Description of the task: Search each line below for the word "accuracy" and list those that contain it.

***** Source material *****

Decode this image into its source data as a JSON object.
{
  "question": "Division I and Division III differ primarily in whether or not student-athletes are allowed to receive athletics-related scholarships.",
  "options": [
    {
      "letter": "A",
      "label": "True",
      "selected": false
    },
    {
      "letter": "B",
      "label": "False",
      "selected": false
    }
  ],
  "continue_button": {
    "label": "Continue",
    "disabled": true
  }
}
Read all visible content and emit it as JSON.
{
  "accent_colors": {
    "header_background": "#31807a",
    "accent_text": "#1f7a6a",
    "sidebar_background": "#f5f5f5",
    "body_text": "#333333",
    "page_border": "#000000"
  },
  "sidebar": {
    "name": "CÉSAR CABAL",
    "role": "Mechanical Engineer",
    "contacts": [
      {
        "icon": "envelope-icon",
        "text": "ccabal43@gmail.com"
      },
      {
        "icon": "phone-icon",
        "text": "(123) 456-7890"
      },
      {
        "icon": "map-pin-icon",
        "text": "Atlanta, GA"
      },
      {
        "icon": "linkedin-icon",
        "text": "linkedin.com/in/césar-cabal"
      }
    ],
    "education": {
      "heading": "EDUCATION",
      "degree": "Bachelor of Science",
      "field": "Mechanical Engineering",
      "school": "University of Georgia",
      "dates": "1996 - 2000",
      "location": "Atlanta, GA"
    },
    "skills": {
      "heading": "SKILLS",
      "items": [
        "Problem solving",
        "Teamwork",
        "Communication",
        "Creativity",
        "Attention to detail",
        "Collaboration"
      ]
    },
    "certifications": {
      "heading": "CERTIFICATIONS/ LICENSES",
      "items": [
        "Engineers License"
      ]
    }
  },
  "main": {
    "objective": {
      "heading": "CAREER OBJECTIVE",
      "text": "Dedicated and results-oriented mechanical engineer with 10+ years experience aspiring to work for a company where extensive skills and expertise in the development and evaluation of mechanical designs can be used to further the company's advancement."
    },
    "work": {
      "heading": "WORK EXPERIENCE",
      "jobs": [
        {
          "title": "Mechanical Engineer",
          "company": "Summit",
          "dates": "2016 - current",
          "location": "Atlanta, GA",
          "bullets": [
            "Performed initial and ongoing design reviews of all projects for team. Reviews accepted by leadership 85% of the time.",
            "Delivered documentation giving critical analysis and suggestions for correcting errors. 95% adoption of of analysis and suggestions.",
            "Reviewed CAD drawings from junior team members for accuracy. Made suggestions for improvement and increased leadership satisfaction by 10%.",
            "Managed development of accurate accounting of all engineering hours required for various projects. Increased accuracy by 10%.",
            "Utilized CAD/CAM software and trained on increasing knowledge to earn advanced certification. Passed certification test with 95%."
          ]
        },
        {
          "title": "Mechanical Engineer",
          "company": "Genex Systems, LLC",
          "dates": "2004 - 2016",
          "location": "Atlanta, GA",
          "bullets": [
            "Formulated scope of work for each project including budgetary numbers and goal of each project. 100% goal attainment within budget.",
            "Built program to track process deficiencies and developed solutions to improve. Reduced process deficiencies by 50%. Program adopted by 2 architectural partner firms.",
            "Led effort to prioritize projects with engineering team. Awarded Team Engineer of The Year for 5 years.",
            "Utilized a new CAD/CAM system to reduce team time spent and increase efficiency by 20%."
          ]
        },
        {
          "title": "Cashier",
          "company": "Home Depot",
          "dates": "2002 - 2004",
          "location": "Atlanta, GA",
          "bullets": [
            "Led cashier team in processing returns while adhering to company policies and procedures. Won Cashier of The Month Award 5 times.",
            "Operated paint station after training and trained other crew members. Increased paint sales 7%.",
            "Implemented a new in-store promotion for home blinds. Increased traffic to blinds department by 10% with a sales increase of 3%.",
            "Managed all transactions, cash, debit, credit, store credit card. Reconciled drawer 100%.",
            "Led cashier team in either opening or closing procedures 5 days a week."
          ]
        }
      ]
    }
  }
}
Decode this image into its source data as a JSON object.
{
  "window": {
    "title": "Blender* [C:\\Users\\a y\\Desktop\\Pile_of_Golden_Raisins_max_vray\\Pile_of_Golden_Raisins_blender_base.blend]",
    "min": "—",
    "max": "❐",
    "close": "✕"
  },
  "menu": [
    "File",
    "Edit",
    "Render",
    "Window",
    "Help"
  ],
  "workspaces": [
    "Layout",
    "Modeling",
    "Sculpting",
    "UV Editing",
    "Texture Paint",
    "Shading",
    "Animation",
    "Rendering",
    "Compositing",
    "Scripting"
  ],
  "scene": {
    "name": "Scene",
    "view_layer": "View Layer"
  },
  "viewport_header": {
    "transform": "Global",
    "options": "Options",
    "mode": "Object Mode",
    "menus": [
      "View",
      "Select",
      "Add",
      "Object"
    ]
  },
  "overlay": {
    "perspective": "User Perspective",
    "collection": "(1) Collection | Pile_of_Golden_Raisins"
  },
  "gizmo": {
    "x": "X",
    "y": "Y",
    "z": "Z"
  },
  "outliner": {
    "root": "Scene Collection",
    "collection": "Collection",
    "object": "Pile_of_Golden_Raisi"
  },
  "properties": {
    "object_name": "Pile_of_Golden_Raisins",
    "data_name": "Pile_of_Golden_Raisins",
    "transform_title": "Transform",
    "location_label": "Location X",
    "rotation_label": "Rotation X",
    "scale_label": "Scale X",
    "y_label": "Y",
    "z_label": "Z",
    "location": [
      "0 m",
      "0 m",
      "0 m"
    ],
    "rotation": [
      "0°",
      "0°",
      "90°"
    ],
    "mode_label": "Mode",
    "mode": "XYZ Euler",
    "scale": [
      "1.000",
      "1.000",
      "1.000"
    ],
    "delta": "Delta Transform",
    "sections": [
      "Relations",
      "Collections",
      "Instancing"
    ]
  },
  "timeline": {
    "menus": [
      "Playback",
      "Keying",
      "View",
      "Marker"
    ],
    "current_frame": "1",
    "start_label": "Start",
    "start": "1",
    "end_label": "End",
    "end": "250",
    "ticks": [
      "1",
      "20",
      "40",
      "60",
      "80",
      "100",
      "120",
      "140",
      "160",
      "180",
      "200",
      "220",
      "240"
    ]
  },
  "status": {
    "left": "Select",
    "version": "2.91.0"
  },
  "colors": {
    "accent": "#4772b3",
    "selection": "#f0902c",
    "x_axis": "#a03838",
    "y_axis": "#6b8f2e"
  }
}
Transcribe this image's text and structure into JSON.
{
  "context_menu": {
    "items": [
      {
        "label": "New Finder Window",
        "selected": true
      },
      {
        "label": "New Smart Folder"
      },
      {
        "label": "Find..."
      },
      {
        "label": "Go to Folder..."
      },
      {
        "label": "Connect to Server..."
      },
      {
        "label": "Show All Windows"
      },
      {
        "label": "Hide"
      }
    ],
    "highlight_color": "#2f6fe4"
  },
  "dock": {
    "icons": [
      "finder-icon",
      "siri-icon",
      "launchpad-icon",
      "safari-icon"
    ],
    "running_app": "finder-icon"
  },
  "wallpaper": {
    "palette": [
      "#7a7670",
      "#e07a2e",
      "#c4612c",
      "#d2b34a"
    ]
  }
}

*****

Task solution:
            "Reviewed CAD drawings from junior team members for accuracy. Made suggestions for improvement and increased leadership satisfaction by 10%.",
            "Managed development of accurate accounting of all engineering hours required for various projects. Increased accuracy by 10%.",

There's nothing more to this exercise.